As the weather starts to cool and the leaves begin to change, many Coloradans—and visitors to the state—will hit the hills with their four-legged friends to take pictures and enjoy the beautiful fall weather. There are some simple things that can be done to ensure a successful and enjoyable excursion.
Picking a dog-friendly hiking spot
Unfortunately, not all trails in Colorado welcome our furry friends. For example, National Parks in Colorado, like Rocky Mountain National Park, do not allow dogs on trails or in the backcountry. Before you hit the road, use apps and websites like AllTrails to make sure pets are allowed. New to having your dog out in nature? Consider starting off by visiting an off-leash dog park like the one at Twin Lakes in the Gunbarrel area of Boulder to let Fido stretch his legs and get used to running around outdoors.
Pet preparation is key

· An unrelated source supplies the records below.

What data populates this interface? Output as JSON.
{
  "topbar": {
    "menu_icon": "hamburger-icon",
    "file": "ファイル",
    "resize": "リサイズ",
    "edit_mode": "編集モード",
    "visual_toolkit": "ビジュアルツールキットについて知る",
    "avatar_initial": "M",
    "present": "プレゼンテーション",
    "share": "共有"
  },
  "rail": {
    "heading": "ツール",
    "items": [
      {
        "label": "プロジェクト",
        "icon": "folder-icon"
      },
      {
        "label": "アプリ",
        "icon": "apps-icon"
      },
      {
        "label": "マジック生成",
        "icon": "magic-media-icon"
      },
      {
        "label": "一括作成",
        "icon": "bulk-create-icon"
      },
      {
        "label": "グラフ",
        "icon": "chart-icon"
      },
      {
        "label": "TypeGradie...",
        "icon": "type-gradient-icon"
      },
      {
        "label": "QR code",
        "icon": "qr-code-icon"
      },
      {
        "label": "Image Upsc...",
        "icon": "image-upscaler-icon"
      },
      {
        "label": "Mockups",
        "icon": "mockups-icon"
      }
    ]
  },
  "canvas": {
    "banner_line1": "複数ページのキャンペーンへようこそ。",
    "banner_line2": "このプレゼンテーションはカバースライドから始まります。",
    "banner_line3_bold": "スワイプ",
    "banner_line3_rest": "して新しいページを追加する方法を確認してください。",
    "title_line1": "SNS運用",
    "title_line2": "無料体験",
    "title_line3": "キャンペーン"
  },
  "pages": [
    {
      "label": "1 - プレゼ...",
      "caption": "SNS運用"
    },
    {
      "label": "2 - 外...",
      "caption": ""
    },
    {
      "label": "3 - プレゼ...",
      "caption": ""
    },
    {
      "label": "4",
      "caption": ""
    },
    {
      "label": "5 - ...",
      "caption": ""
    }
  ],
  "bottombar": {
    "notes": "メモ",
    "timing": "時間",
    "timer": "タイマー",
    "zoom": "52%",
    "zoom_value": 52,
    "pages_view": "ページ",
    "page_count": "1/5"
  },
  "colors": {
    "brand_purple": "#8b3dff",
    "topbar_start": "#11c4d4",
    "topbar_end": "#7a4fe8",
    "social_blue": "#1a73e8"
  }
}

There are a few key things you can do to be sure to have a great time on your hike:
- Keep pets on a leash when required (review leash law information before you go). Leashes can help keep dogs away from potential threats such as other animals, people, bikes, and vehicles. Remember, just because your dog is friendly doesn’t mean other dogs will be if they are caught off guard.
- Know your pet’s limitations. Many breeds can be eager to please and can end up pushing themselves beyond their limits. If they aren’t accustomed to long walks or to mountain conditions, be sure to analyze their well-being frequently during your hike and take breaks as needed.
- Weather in Colorado can turn on a dime, and the dry heat can catch visitors off guard. If you get caught in the rain, you’ll be thankful if you have towels on hand (no one wants the smell of wet dog lingering in the car!). And your dog will thank you for having plenty of water for those days when the Mile-High City certainly feels that extra mile closer to the sun.